Creative Commons

In the old days if you wanted to get stuff published in the Citadel Journal you’d have to fill in one of these:


Basically it’d say “your work now belongs to us, no take-backsies”.

Take Da Necron Rayd. Andrew Mcaleer wrote it back in the late ‘90s and it was published in Gubbinz. In those days there were only four Necron units – total. These days we’ve got loads!

So, say you want to make a new version based on Andrew’s work and share it with the rest of us. No can do – Games Workshop own the rights.

Okay, so you write a new set of rules instead and stick them on your blog. No problem there.

A couple of years later though the campaign you wrote them for is a distant memory; the blog goes down and no one notices. Dave finds an old download folder on his computer with your rules in it. He wants to put it up on his blog so his friends can get it for their campaign.

Except he can’t without your permission. He has no way of reaching you so legally he’s kinda stuffed!

Why? Remember on old rosters it’d say this:roster-warriors

Permission is granted to photocopy this sheet for personal use only.

Whoever creates something owns the rights – that includes distribution. Just because you didn’t pay for the file doesn’t mean it’s yours!

Showing up in Games Workshop with a photocopied codex isn’t exactly going to win you friends, if you catch my drift?

But wait – don’t those things expire eventually anyway?

Yep, but we’re talking your great, great grand children.
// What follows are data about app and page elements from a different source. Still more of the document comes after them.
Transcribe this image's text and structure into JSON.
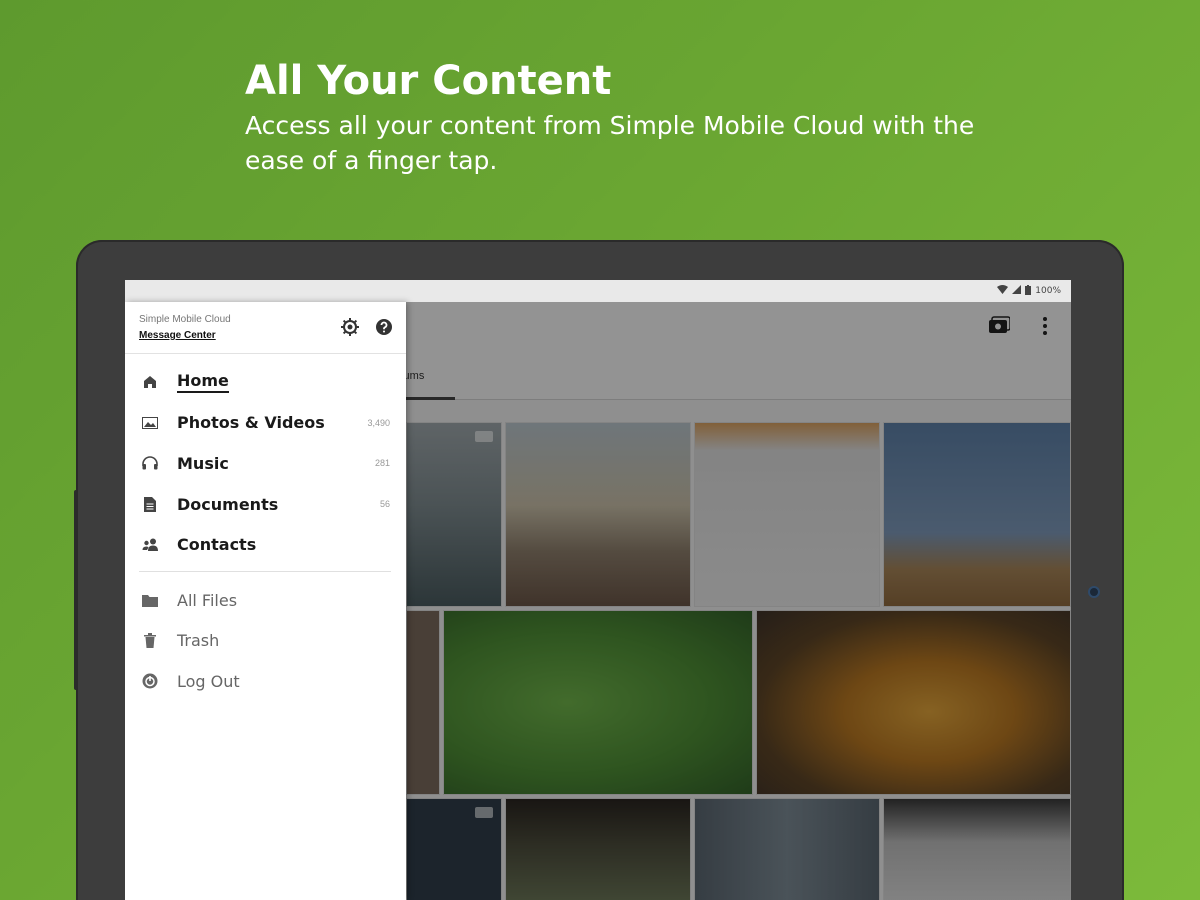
{
  "promo": {
    "title": "All Your Content",
    "subtitle": "Access all your content from Simple Mobile Cloud with the ease of a finger tap."
  },
  "statusbar": {
    "battery": "100%",
    "icons": [
      "wifi-icon",
      "signal-icon",
      "battery-icon"
    ]
  },
  "drawer": {
    "app_name": "Simple Mobile Cloud",
    "message_center": "Message Center",
    "header_icons": [
      "settings-icon",
      "help-icon"
    ],
    "nav": [
      {
        "label": "Home",
        "count": "",
        "icon": "home-icon",
        "active": true
      },
      {
        "label": "Photos & Videos",
        "count": "3,490",
        "icon": "photo-icon"
      },
      {
        "label": "Music",
        "count": "281",
        "icon": "headphones-icon"
      },
      {
        "label": "Documents",
        "count": "56",
        "icon": "document-icon"
      },
      {
        "label": "Contacts",
        "count": "",
        "icon": "contacts-icon"
      }
    ],
    "secondary": [
      {
        "label": "All Files",
        "icon": "folder-icon"
      },
      {
        "label": "Trash",
        "icon": "trash-icon"
      },
      {
        "label": "Log Out",
        "icon": "logout-icon"
      }
    ]
  },
  "app": {
    "tab_albums": "lbums",
    "appbar_icons": [
      "camera-folder-icon",
      "overflow-menu-icon"
    ]
  }
}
UK law currently makes things public domain 70 years after the creator’s death [source].

Gav Thorpe wrote some rather fun treacherous conditions rules for Gorkamorka – published in White Dwarf 227 in November 1998. Assuming he reaches average UK male life expectancy (79 at the time of writing) when can we share his rules freely?
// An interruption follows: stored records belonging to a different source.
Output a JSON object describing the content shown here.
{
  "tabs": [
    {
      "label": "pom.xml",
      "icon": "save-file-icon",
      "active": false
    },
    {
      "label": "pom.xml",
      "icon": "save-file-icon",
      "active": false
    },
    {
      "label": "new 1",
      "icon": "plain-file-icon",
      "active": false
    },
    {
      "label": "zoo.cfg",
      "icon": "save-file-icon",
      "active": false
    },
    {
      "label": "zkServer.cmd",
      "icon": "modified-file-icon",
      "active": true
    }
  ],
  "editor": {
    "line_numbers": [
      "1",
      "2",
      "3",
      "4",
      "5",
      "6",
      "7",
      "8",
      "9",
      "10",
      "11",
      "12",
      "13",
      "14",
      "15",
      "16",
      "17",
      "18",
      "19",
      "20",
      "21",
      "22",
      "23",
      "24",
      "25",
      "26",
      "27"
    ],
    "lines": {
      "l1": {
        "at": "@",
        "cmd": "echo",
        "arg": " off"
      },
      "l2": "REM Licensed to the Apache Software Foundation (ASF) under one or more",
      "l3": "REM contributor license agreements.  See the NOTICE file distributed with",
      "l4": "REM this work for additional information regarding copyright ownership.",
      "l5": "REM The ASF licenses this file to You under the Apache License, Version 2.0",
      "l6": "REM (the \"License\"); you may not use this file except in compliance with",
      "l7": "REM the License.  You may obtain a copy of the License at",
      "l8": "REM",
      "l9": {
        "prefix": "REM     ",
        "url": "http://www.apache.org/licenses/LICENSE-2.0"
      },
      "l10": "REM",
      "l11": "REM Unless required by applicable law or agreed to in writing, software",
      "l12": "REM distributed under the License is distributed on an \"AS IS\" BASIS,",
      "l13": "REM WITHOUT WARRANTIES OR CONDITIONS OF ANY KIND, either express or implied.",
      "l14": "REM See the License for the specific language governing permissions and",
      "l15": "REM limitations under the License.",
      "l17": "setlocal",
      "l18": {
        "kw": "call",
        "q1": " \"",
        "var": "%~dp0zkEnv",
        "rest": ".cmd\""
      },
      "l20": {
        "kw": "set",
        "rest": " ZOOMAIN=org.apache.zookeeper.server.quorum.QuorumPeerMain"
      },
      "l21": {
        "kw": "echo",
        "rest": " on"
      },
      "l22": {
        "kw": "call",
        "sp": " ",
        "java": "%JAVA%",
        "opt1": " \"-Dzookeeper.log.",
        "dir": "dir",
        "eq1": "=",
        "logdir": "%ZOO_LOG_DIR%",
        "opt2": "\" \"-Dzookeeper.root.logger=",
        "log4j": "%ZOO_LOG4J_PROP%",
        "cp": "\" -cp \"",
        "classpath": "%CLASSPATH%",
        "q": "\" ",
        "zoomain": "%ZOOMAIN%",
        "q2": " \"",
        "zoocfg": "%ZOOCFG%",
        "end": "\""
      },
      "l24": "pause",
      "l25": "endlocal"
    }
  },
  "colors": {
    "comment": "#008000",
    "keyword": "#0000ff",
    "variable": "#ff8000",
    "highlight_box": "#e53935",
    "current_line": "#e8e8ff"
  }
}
As long as the duration of copyright isn’t extended again.

We like creating stuff and want people to read it and share it. We don’t want anyone to get in trouble for sharing or building on our work.

We do that through Creative Commons. Go to their site, pick a few options, done.

They handle all the legal fidgy-widginess.

Just because it’s online doesn’t mean it’s in the public domain and it doesn’t mean you can do whatever you want with it. But – if there’s a Creative Commons license that says you can – go for it!

Think Flamekebab’s Burna rules are wrong? That’s cool – you’re welcome to change them and release your own version! He licensed them under CC-By-NC-SA. That means that as long as you give credit to him for the originals and share your work under the same terms you’re more than welcome to. Oh and you aren’t allowed to sell his rules – but sharing them for free is fine.

Why does it even matter? Do whatever with my rules, it’s fine by me.

A clearly defined license makes it easy to see at a glance what the copyright status of the content is. It can’t be argued with and sharing the file is very clearly legal. “The author said it was fine on his old site ten years ago” isn’t exactly clear cut if governments keep trying to clamp down on file sharing, is it?

This stuff also matters because there are now many automated tools that check for copyright-encumbered content. YouTube has Content ID, for example, but there are many others. By having things explicitly released under a permissive licence it becomes very easy to avoid being flagged or challenge any copyright infringement flagging.